When it comes to picking classes, it’s a Process. The Process begins months before I actually need to pick the classes, months before I even know what classes are being offered. I analyze my degree audit (which shows what classes I have taken and the requirements that remain for me to graduate). At least once a semester, I’m in tears because I decide I won’t graduate on time.
Needless to say, selecting the classes I want to take while I’m abroad has not been simple. I started looking at the classes at FUA as soon as I had an interest in the program; the experiential learning aspect of the classes heavily contributed to my decision to study in Florence. Over the summer, I discovered the schedule of classes for the spring semester. I currently have twenty-four notecards, two Word documents, and one Excel spreadsheet (two sheets)…and they essentially all serve the same purpose. The Word documents have been neglected at this point: the actual decision making lies in the Excel spreadsheet and the notecards.
|Trying to ‘excel’ at making decisions; not succeeding.|
I need to fill fourteen class requirements in the next three semesters to graduate in spring of 2019 with a major in communication studies and a double minor in museum studies and anthropology. Eight of those classes are specific and must be taken at Susquehanna. The other six, in theory, could be taken abroad. That’s where the problem comes in. I can take a maximum of fifteen credits while I’m abroad and most classes are three credits. Take out the language course and that leaves me with a mere twelve credits worth of decisions. Twelve credits is not enough. After painstaking, color-coded effort, there were still twenty-seven credits worth of classes I wanted to take. Most recently removed from the list is “Philosophy and Science in Early Modern Italy.” I needed to request the syllabus in order for it to be potentially approved for the ethics requirement. Given how much I wanted to take some of the other options, it simply wasn’t worth the effort.

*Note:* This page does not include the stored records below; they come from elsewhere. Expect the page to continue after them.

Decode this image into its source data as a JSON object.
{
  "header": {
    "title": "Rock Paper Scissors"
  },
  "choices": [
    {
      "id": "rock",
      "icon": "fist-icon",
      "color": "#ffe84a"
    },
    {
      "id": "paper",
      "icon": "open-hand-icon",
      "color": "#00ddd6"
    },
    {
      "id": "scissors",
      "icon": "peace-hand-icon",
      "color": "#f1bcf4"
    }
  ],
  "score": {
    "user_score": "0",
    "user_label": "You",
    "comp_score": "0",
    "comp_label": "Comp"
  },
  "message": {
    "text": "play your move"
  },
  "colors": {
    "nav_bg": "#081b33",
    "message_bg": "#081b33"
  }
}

Now I’m down to twenty-four credits. I’m waiting for the museum studies department to let me know which classes will count for a museum elective (although I’m pretty sure that all the classes I proposed will count). The only thing that doesn’t actually fulfill a need is the pasta class. I try to tell myself to be reasonable: only take one food class, only take one class with 150 hours of experiential learning, start by getting rid of one of the Thursday, 3:00-5:30pm classes (since I clearly cannot take both anyway). I need to cut out half of the classes I desperately want to take.
Decisions are hard. Maybe I should just make some pierogis and eat lunch.